The Virginia Society of Certified Public Accountants (VSCPA) is the leading professional association in the Commonwealth dedicated to empowering CPAs to thrive. Founded in 1909, the VSCPA has more than 13,000 members who work in public accounting, industry, government and education. Please feel free to contact me or VSCPA Vice President, Advocacy Emily Walker, CAE, at (804) 612-9428 or [email protected] if we can be of further assistance.
Vivian J. Paige, CPA
Chair, 2021–2022 Tax Advisory Committee
Virginia Society of CPAs
CC: Secretary of Finance Joe Flores
Patrick Cushing — VSCPA Legislative Counsel
Recovery for the Economy, Livelihoods, Industries, Entrepreneurs, and Families Act (“RELIEF” Act). Maryland first enacted the PTE tax election in May 2020 via Maryland Senate Bill 523. However, this initial legislation only applied the PTE tax to Maryland residents’ share of income. The Relief Act updated the legislation to include all owners income (regardless of residency) raising the issue for Virginia residents.
In order to take credit for the non-resident tax paid on their behalf, the Maryland K-1 showing the owner’s share of nonresident tax must be attached to the return. If the K-1 is not provided or the K-1 is not correctly completed, the owner cannot take a credit for the payment made on their behalf.

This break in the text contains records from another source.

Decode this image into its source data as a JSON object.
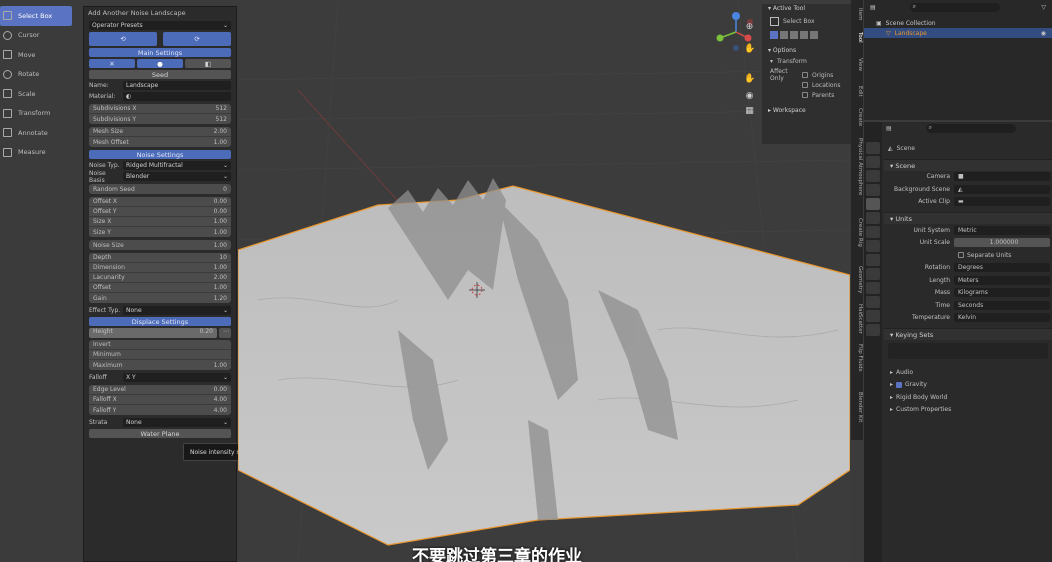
{
  "toolbar": {
    "items": [
      {
        "label": "Select Box",
        "icon": "select-box-icon"
      },
      {
        "label": "Cursor",
        "icon": "cursor-icon"
      },
      {
        "label": "Move",
        "icon": "move-icon"
      },
      {
        "label": "Rotate",
        "icon": "rotate-icon"
      },
      {
        "label": "Scale",
        "icon": "scale-icon"
      },
      {
        "label": "Transform",
        "icon": "transform-icon"
      },
      {
        "label": "Annotate",
        "icon": "annotate-icon"
      },
      {
        "label": "Measure",
        "icon": "measure-icon"
      }
    ]
  },
  "operator": {
    "title": "Add Another Noise Landscape",
    "presets_label": "Operator Presets",
    "main_settings": "Main Settings",
    "seed_label": "Seed",
    "refresh_label": "Refresh",
    "name_label": "Name:",
    "name_value": "Landscape",
    "material_label": "Material:",
    "subdiv_x": {
      "label": "Subdivisions X",
      "value": "512"
    },
    "subdiv_y": {
      "label": "Subdivisions Y",
      "value": "512"
    },
    "mesh_size": {
      "label": "Mesh Size",
      "value": "2.00"
    },
    "mesh_offset": {
      "label": "Mesh Offset",
      "value": "1.00"
    },
    "noise_settings": "Noise Settings",
    "noise_type_label": "Noise Typ.",
    "noise_type_value": "Ridged Multifractal",
    "noise_basis_label": "Noise Basis",
    "noise_basis_value": "Blender",
    "random_seed": {
      "label": "Random Seed",
      "value": "0"
    },
    "offsets": [
      {
        "label": "Offset X",
        "value": "0.00"
      },
      {
        "label": "Offset Y",
        "value": "0.00"
      },
      {
        "label": "Size X",
        "value": "1.00"
      },
      {
        "label": "Size Y",
        "value": "1.00"
      }
    ],
    "noise_size": {
      "label": "Noise Size",
      "value": "1.00"
    },
    "params": [
      {
        "label": "Depth",
        "value": "10"
      },
      {
        "label": "Dimension",
        "value": "1.00"
      },
      {
        "label": "Lacunarity",
        "value": "2.00"
      },
      {
        "label": "Offset",
        "value": "1.00"
      },
      {
        "label": "Gain",
        "value": "1.20"
      }
    ],
    "effect_type_label": "Effect Typ.",
    "effect_type_value": "None",
    "displace_settings": "Displace Settings",
    "height": {
      "label": "Height",
      "value": "0.20"
    },
    "displace_rows": [
      {
        "label": "Invert",
        "value": ""
      },
      {
        "label": "Minimum",
        "value": ""
      },
      {
        "label": "Maximum",
        "value": "1.00"
      }
    ],
    "falloff_label": "Falloff",
    "falloff_value": "X Y",
    "edge_rows": [
      {
        "label": "Edge Level",
        "value": "0.00"
      },
      {
        "label": "Falloff X",
        "value": "4.00"
      },
      {
        "label": "Falloff Y",
        "value": "4.00"
      }
    ],
    "strata_label": "Strata",
    "strata_value": "None",
    "water_plane": "Water Plane"
  },
  "tooltip": "Noise intensity scale",
  "npanel": {
    "active_tool": "Active Tool",
    "select_box": "Select Box",
    "options": "Options",
    "transform": "Transform",
    "affect_only": "Affect Only",
    "origins": "Origins",
    "locations": "Locations",
    "parents": "Parents",
    "workspace": "Workspace"
  },
  "vtabs": [
    "Item",
    "Tool",
    "View",
    "Edit",
    "Create",
    "Physical Atmosphere",
    "Create Rig",
    "Geometry",
    "Hair",
    "Scatter",
    "Flip Fluids",
    "Blender Kit"
  ],
  "outliner": {
    "collection": "Scene Collection",
    "object": "Landscape"
  },
  "props": {
    "scene": "Scene",
    "scene_section": "Scene",
    "camera_label": "Camera",
    "bg_scene_label": "Background Scene",
    "active_clip_label": "Active Clip",
    "units_section": "Units",
    "unit_system_label": "Unit System",
    "unit_system_value": "Metric",
    "unit_scale_label": "Unit Scale",
    "unit_scale_value": "1.000000",
    "separate_units": "Separate Units",
    "rotation_label": "Rotation",
    "rotation_value": "Degrees",
    "length_label": "Length",
    "length_value": "Meters",
    "mass_label": "Mass",
    "mass_value": "Kilograms",
    "time_label": "Time",
    "time_value": "Seconds",
    "temp_label": "Temperature",
    "temp_value": "Kelvin",
    "keying_sets": "Keying Sets",
    "audio": "Audio",
    "gravity": "Gravity",
    "rigid_body": "Rigid Body World",
    "custom_props": "Custom Properties"
  },
  "subtitle": "不要跳过第三章的作业"
}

The Maryland Comptroller’s Office released 2020 Forms 510 and 511 on June 29, 2021.
Maryland Senate Bill 787 of the Acts of 2021
Pub. L. No. 93-198; 87 U.S.C § 774
Subject to the limitation to the Virginia individual income tax rate.
Although enacted on February 15, 2021, the Maryland Comptroller’s office did not release the final 2020 forms until June 29, 2021. The election must be made on the originally filed Form 511 for the Tax Year the election will apply to. The Comptroller’s office, recognizing the delay in releasing the forms provided an extension of the 2020 due date for Maryland PTE returns to first, July 15, 2021 and then September 15, 2021. We therefore respectfully request that Tax opine on the matter as soon as possible in advance of the September 15 due date.